Mr. Lober was also the Agency Head of Florida- Medicaid Fraud Control Unit - Office of the Attorney General. This 232 person law enforcement agency had statewide responsibility for criminal and civil enforcement of healthcare fraud.
Mr. Lober has served as the Chief Inspector of the Office of Executive Investigations for the Florida Department of Law Enforcement (FDLE). This office, which reported directly to the FDLE Commissioner, handled Governor Ordered investigations, high profile public corruption cases, internal investigations and background investigations of Governor Appointees. Mr. Lober was also an Assistant General Counsel with FDLE and held several other positions with the agency. Prior to joining FDLE, Attorney Lober was General Labor Counsel for the Miami-Dade County Police Benevolent Association and was a prosecutor in the Miami-Dade State Attorney's Office. His law enforcement career, which began in 1974, included six years as a deputy/sergeant with the Miami-Dade Police Department.
Mr. Lober received his Juris Doctorate in 1983 from Western New England School of Law and began his legal career as a prosecutor with the Miami-Dade State Attorney's Office.He also has a Bachelor of Arts Degree in Public Administration. In 2010, Mr. Lober became a Certified Inspector General Auditor, which was awarded by the Association of Inspectors General. From 2001 - 2003, Mr. Lober served as the Charter President for the Florida Internal Affairs Investigators Association. He is an honorary member of that Association as well as the Miami-Dade County PBA. He also served on the Executive Committee of the Florida Association of Inspectors General.
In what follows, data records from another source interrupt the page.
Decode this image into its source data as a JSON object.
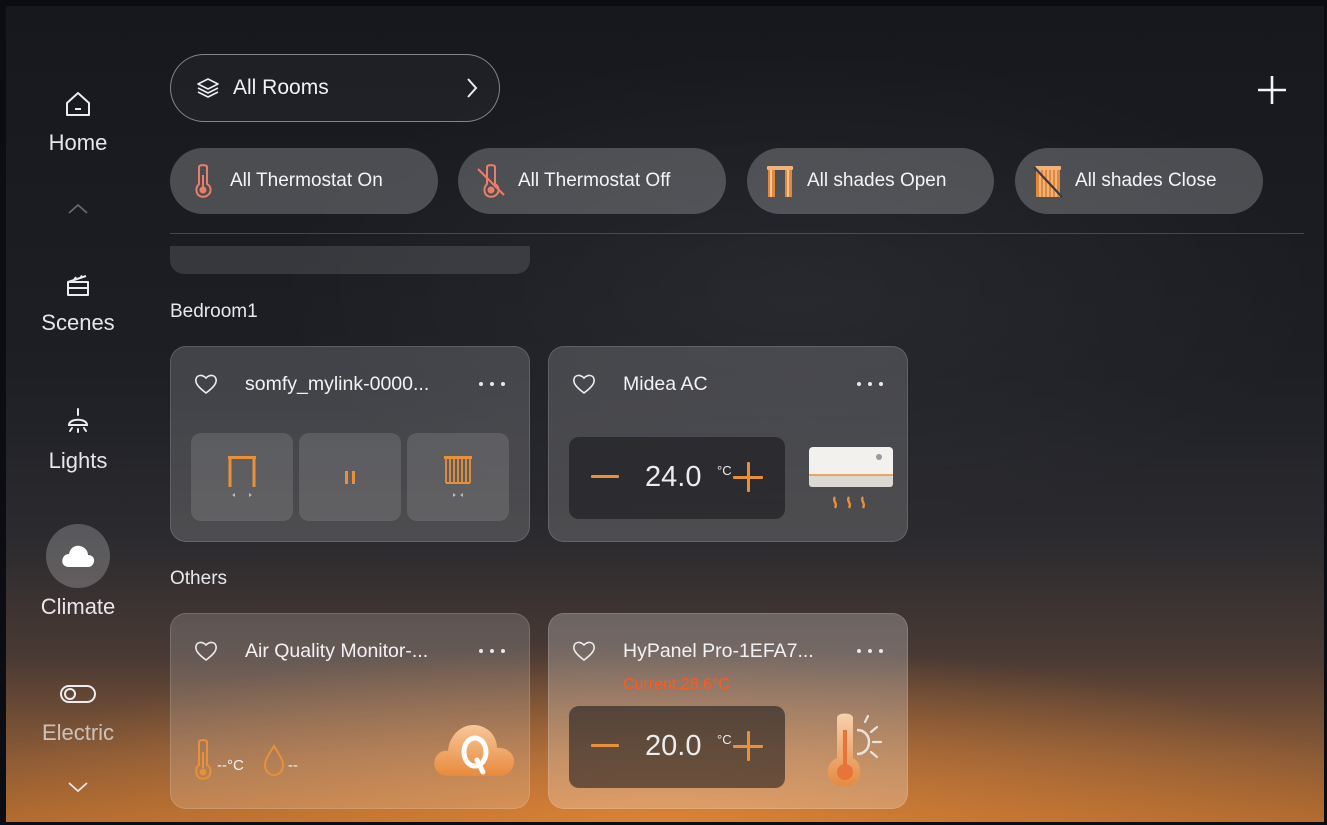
{
  "sidebar": {
    "items": [
      {
        "label": "Home",
        "icon": "home-icon"
      },
      {
        "label": "Scenes",
        "icon": "clapperboard-icon"
      },
      {
        "label": "Lights",
        "icon": "ceiling-lamp-icon"
      },
      {
        "label": "Climate",
        "icon": "cloud-icon",
        "active": true
      },
      {
        "label": "Electric",
        "icon": "toggle-switch-icon"
      }
    ]
  },
  "header": {
    "rooms_label": "All Rooms",
    "add_icon": "plus-icon"
  },
  "scenes": [
    {
      "label": "All Thermostat On",
      "icon": "thermometer-icon"
    },
    {
      "label": "All Thermostat Off",
      "icon": "thermometer-off-icon"
    },
    {
      "label": "All shades Open",
      "icon": "shades-open-icon"
    },
    {
      "label": "All shades Close",
      "icon": "shades-close-icon"
    }
  ],
  "sections": {
    "bedroom": {
      "title": "Bedroom1",
      "devices": [
        {
          "name": "somfy_mylink-0000...",
          "controls": [
            "shade-open-icon",
            "pause-icon",
            "shade-close-icon"
          ]
        },
        {
          "name": "Midea AC",
          "temperature": "24.0",
          "unit": "°C",
          "icon": "ac-heat-icon"
        }
      ]
    },
    "others": {
      "title": "Others",
      "devices": [
        {
          "name": "Air Quality Monitor-...",
          "temp_reading": "--°C",
          "humidity_reading": "--",
          "icon": "cloud-q-icon"
        },
        {
          "name": "HyPanel Pro-1EFA7...",
          "current": "Current:28.6°C",
          "temperature": "20.0",
          "unit": "°C",
          "icon": "thermometer-sun-icon"
        }
      ]
    }
  },
  "colors": {
    "accent": "#e8903a",
    "current_text": "#ff5a1f"
  }
}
Mr. Lober has been a guest lecturer for numerous criminal justice agencies and associations and has written several published articles. He has also developed numerous training programs and served as adjunct faculty for the Public Agency Training Council, Florida Department of Law Enforcement's Executive Institute, the Southern Police Institute, the I.A.C.P., the Florida Inspectors General Institute and the Regional Community Policing Institute at St. Petersburg College.